If you intend your work to be printed on photographic paper you have no alternative than to avoid that haze by using a background. The problem is to get the background properly lighted without making it louder than the subject. As I said earlier, I haven't worked with other than solid black backgrounds before so any advice on this matter would have to be sought elsewhere. I can, however, give you one absolute "don't" if you want to try it: don't put the specimen directly on the background! Use an alternate glass setup instead, and place the background on the bottom glass. If you attempt to put the specimen on a colored background, its color will inevitably reflect off the specimen with disastrous results.
I've written much explaining what I think you need to know to venture into this kind of photography, but there's still one thing left unsaid, and it's probably the most important item in this paper. .
You have to step back from time to time and look at your work from a distance!
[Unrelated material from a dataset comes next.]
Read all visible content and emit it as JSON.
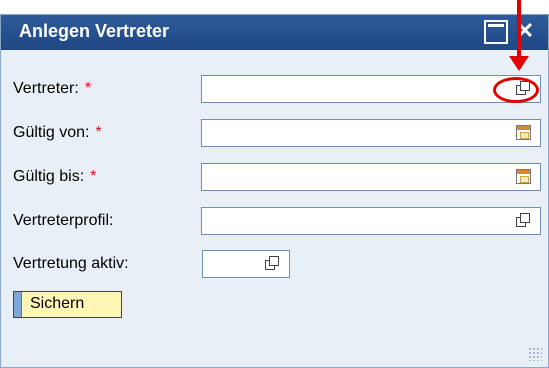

One must realize that any photo is, by its nature, an approximation of a subject. A good photographer can come very close to capturing a life-like image, but no one can capture life itself. There simply is no such thing as a perfect photo! Any equipment you use has flaws. Cameras, lenses and films all have their shortcomings and the sum of those are to be found on the photo's you take. It is reasonable to assume that those flaws will become more visible when one stretches the use of one's equipment beyond its intended limitations.
Especially the film emulsion can play tricks on you. Some colors are notoriously hard to get on film. Pyrite and dioptase are good examples of minerals that are the proverbial problem children qua color. There are also many brands of film on the market. Each has its own qualities and shortcomings and each will yield a slightly different picture of the same specimen. Fluorescent colors are even more difficult to capture on film. Take hydrozincite or scheelite for instance. Their blue fluorescence tends to come out much more saturated on film than it is in reality. We must accept that there will always be some differences between real life and a photo.
If you over-scrutinize your work, you will never get to show it to anyone. You will be sitting on an ever-growing pile of slides or prints, wondering what people would say if they saw your work. Would they chase you out of town, or would they just nod their heads compassionately?
If you don't scrutinize your work at all, chances are that you'll still get some praising remarks from your friends and colleagues. This has nothing to do with the quality of your work, I'm afraid! It has everything to do with people who don't want to hurt your feelings.
There's no sense in being shy. You have to judge your work carefully but realistically. If you feel that the photos you took bear a good resemblance to the specimens that are on them, then you should show them to the world. If you feel that they don't, try again. It's as simple as that!
For Further Reading and Viewing
Fotografie van fluorescerende mineralen, tips en trucs." Geonieuws 18(7), September 1993.
Photo Gallery of fluorescent specimens contributed by other collectors.
Journal of the Fluorescent Mineral Society, Volume 17, 1991. Four articles on photography plus a supplement of color slides.